Exercise:
Starting at the line with "Transcribe this image's", set down each line of the entries below through the last one, exactly as it stands.

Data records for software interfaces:
· · · · · · ·

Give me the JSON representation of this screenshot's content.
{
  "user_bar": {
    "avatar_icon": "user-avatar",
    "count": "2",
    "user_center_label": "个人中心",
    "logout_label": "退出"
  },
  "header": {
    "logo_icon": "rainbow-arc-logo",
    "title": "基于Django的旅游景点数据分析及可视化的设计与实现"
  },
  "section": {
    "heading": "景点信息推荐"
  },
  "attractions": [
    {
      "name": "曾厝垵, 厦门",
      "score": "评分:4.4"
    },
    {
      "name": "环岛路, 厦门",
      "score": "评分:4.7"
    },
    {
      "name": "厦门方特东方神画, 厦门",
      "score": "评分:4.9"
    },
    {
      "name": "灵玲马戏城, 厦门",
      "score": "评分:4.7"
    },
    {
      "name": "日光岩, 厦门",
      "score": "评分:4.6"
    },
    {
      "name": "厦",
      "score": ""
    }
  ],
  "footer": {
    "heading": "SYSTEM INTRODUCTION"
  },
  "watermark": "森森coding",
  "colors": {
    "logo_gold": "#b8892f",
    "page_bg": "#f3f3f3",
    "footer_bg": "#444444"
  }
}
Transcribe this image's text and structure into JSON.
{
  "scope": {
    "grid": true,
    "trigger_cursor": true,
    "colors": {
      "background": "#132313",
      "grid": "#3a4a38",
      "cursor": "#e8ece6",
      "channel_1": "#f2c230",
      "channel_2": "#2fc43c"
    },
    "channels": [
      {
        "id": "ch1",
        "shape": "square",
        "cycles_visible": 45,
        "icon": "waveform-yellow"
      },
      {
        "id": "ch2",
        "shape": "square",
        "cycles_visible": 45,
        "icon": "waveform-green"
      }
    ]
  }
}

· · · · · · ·

Finished task:
Transcribe this image's text and structure into JSON.
{
  "scope": {
    "grid": true,
    "trigger_cursor": true,
    "colors": {
      "background": "#132313",
      "grid": "#3a4a38",
      "cursor": "#e8ece6",
      "channel_1": "#f2c230",
      "channel_2": "#2fc43c"
    },
    "channels": [
      {
        "id": "ch1",
        "shape": "square",
        "cycles_visible": 45,
        "icon": "waveform-yellow"
      },
      {
        "id": "ch2",
        "shape": "square",
        "cycles_visible": 45,
        "icon": "waveform-green"
      }
    ]
  }
}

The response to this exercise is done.